The Ancellotta comes in and denses it out because this is the style, the Amabile or semi-sweet style that we fell in love with, with Riunite. Reggiano, being where Riunite is, the Amabile, semisweet, dense, sweet, bubbly, red Lambrusco is what you’re going to see the majority of because that’s what we fell in love initially. Even though Riunite is still around, other brands came to compete, and they call themselves Reggiano Lambrusco Amabile.
Was this a lot of crazy information? Isn’t this crazy?
Now, the thing is, Lambrusco is sparkling red wine, and it’s made like a sparkling wine would be made. If you listen to the sparkling wine episode in the first season, there are two ways of making sparkling wine. There’s a traditional method, which is second fermentation in bottle. Then, there’s the Charmat method, which is of second fermentation in a pressurized vat. The majority of Lambrusco is made in the Charmat method. But this is so cool.
The smaller DOCs and even the larger DOCs are starting to make wine differently. Actually, there are some winemakers that are practicing or playing around with the idea of second fermentation in bottle with Lambrusco. I’ve had a couple of them, and the result is amazing. As far as the more concentrated, sweet styles, they will never go away. Amabile — the semi-sweet style — is part of this world. Yet, even the larger companies and brands are starting to back away a little bit from the sweetness. As the American wine palate starts to get a little bit drier… We will always be sweet. However, when we start looking for a little more acidity, a little more character, a little more complexity, you will start to see more of those Lambruscos come on to the market.
You have all kinds of stuff going on here. You have the sweeter style, the Amabile that’s pretty much everywhere that you can just go out and grab right now and say, “OK, what is this thing Keith is talking about?” Then, you have these three DOCs that have these focused, unique styles within themselves that are absolutely beautiful, herby, violet-scented aroma, all types of awesome. They can be a little bit more expensive. They’re a little bit lower-production, but man, are they worth it.
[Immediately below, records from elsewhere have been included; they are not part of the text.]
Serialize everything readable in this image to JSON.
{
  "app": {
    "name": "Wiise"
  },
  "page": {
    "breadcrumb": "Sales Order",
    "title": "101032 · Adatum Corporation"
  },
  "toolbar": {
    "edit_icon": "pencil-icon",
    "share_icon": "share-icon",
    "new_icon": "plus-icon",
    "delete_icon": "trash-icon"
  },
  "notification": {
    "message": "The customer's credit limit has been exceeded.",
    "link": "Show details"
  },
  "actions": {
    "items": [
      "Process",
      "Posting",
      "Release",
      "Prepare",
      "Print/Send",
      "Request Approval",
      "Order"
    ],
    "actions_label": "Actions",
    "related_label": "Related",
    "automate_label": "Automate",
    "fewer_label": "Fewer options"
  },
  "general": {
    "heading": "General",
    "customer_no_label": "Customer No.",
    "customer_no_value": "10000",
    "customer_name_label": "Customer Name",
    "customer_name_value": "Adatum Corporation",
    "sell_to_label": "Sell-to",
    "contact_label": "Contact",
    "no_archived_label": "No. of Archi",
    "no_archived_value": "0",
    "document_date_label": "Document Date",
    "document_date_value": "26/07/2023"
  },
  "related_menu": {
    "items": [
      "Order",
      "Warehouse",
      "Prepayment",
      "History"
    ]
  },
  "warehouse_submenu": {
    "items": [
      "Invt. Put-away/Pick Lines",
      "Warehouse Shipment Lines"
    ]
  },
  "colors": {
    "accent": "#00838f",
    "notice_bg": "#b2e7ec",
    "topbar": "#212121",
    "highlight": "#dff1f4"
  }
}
So that’s Lambrusco, guys. Did it blow your mind? If you’ve never heard of Lambrusco before or you knew about it but didn’t know all the things, this is some pretty cool stuff, right? Again, I was excited about this episode. I’ll stop now, and I’ll talk to you guys next week.
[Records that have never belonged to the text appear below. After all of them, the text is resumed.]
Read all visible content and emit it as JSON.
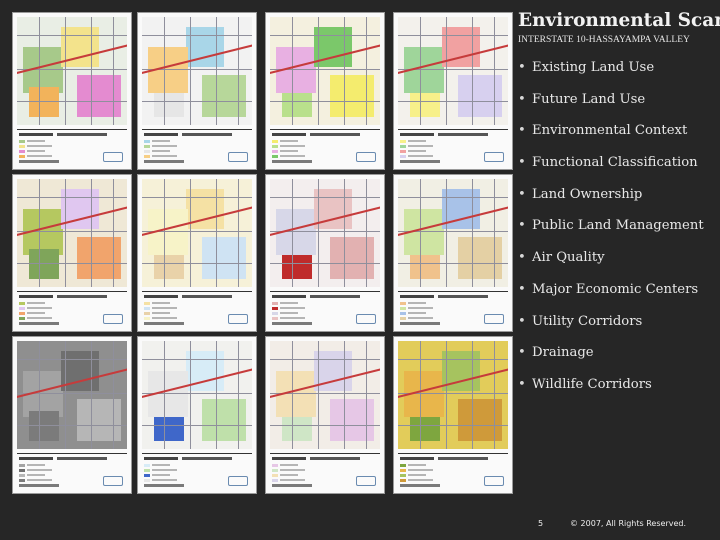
{
  "slide": {
    "title": "Environmental Scan",
    "subtitle": "INTERSTATE 10-HASSAYAMPA VALLEY",
    "topics": [
      "Existing Land Use",
      "Future Land Use",
      "Environmental Context",
      "Functional Classification",
      "Land Ownership",
      "Public Land Management",
      "Air Quality",
      "Major Economic Centers",
      "Utility Corridors",
      "Drainage",
      "Wildlife Corridors"
    ],
    "bullet_glyph": "•",
    "page_number": "5",
    "copyright": "© 2007, All Rights Reserved."
  },
  "map_thumbnails": [
    {
      "theme": "existing-land-use",
      "base": "#e9eee5",
      "zones": [
        "#a7c98a",
        "#f3e38c",
        "#e48bd0",
        "#f2b35b"
      ]
    },
    {
      "theme": "functional-classification",
      "base": "#f2f2f2",
      "zones": [
        "#a9d6e8",
        "#b7d79a",
        "#e6e6e6",
        "#f7cf86"
      ]
    },
    {
      "theme": "environmental-context",
      "base": "#f4f0df",
      "zones": [
        "#f4ec6e",
        "#b9e08c",
        "#e8b0e2",
        "#7bc86a"
      ]
    },
    {
      "theme": "utility-corridors",
      "base": "#f3f1ec",
      "zones": [
        "#f7f08a",
        "#9fd59a",
        "#f1a1a1",
        "#d7d0ef"
      ]
    },
    {
      "theme": "future-land-use",
      "base": "#efe8d6",
      "zones": [
        "#b5c860",
        "#e0c7f0",
        "#f1a46c",
        "#7fa55a"
      ]
    },
    {
      "theme": "land-ownership",
      "base": "#f6f1d8",
      "zones": [
        "#f5e1a4",
        "#cfe3f3",
        "#e9d2a9",
        "#f7f3c8"
      ]
    },
    {
      "theme": "major-economic-centers",
      "base": "#f3eeee",
      "zones": [
        "#e2b1b1",
        "#bf2b2b",
        "#d7d7e8",
        "#e9c3c3"
      ]
    },
    {
      "theme": "drainage",
      "base": "#f1efe4",
      "zones": [
        "#f0c28c",
        "#cfe5a2",
        "#a8c2e8",
        "#e4d0a4"
      ]
    },
    {
      "theme": "environmental-context-relief",
      "base": "#8f8f8f",
      "zones": [
        "#a3a3a3",
        "#6f6f6f",
        "#b6b6b6",
        "#7b7b7b"
      ]
    },
    {
      "theme": "public-land-management",
      "base": "#f1f1ee",
      "zones": [
        "#d7ecf7",
        "#bfe0aa",
        "#3f67c9",
        "#e7e7e7"
      ]
    },
    {
      "theme": "air-quality",
      "base": "#f2ede7",
      "zones": [
        "#e6c7e6",
        "#cfe6c6",
        "#f3e0b5",
        "#d9d4ea"
      ]
    },
    {
      "theme": "wildlife-corridors",
      "base": "#e2cc5a",
      "zones": [
        "#7ea63f",
        "#e8b64b",
        "#a6c35f",
        "#cf9a3a"
      ]
    }
  ],
  "colors": {
    "background": "#262626",
    "title": "#f2f2f2",
    "body_text": "#e8e8e8",
    "highway": "#c63b3b"
  }
}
@VinePairKeith is my Insta. Rate and review this podcast wherever you get your podcasts from. It really helps get the word out there. And now for some totally awesome credits.
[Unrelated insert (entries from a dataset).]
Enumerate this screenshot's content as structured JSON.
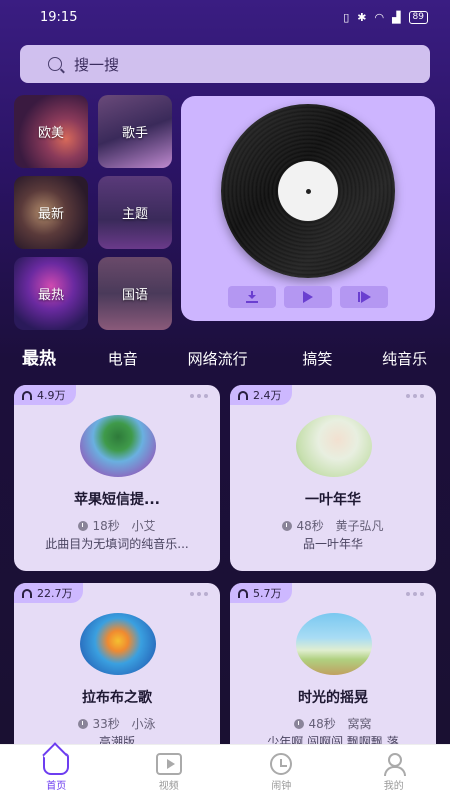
{
  "status": {
    "time": "19:15",
    "battery": "89"
  },
  "search": {
    "placeholder": "搜一搜"
  },
  "categories": [
    {
      "label": "欧美"
    },
    {
      "label": "歌手"
    },
    {
      "label": "最新"
    },
    {
      "label": "主题"
    },
    {
      "label": "最热"
    },
    {
      "label": "国语"
    }
  ],
  "tabs": [
    {
      "label": "最热"
    },
    {
      "label": "电音"
    },
    {
      "label": "网络流行"
    },
    {
      "label": "搞笑"
    },
    {
      "label": "纯音乐"
    }
  ],
  "cards": [
    {
      "plays": "4.9万",
      "title": "苹果短信提...",
      "duration": "18秒",
      "artist": "小艾",
      "desc": "此曲目为无填词的纯音乐..."
    },
    {
      "plays": "2.4万",
      "title": "一叶年华",
      "duration": "48秒",
      "artist": "黄子弘凡",
      "desc": "品一叶年华"
    },
    {
      "plays": "22.7万",
      "title": "拉布布之歌",
      "duration": "33秒",
      "artist": "小泳",
      "desc": "高潮版"
    },
    {
      "plays": "5.7万",
      "title": "时光的摇晃",
      "duration": "48秒",
      "artist": "窝窝",
      "desc": "少年啊 闯啊闯 飘啊飘 落"
    }
  ],
  "nav": [
    {
      "label": "首页"
    },
    {
      "label": "视频"
    },
    {
      "label": "闹钟"
    },
    {
      "label": "我的"
    }
  ]
}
“Wine 101” was produced, recorded and edited by yours truly, Keith Beavers at the VinePair headquarters in New York City. I want to give a big ol’ shout-out to co-founders Adam Teeter and Josh Malin for creating VinePair. And I mean, a big shout-out to Danielle Grinberg, the art director of VinePair, for creating the most awesome logo for this podcast. Also, Darbi Cicci for the theme song. Listen to this. And I want to thank the entire VinePair staff for helping me learn something new everyday. See you next week.
Ed. note: This episode has been edited for length and clarity.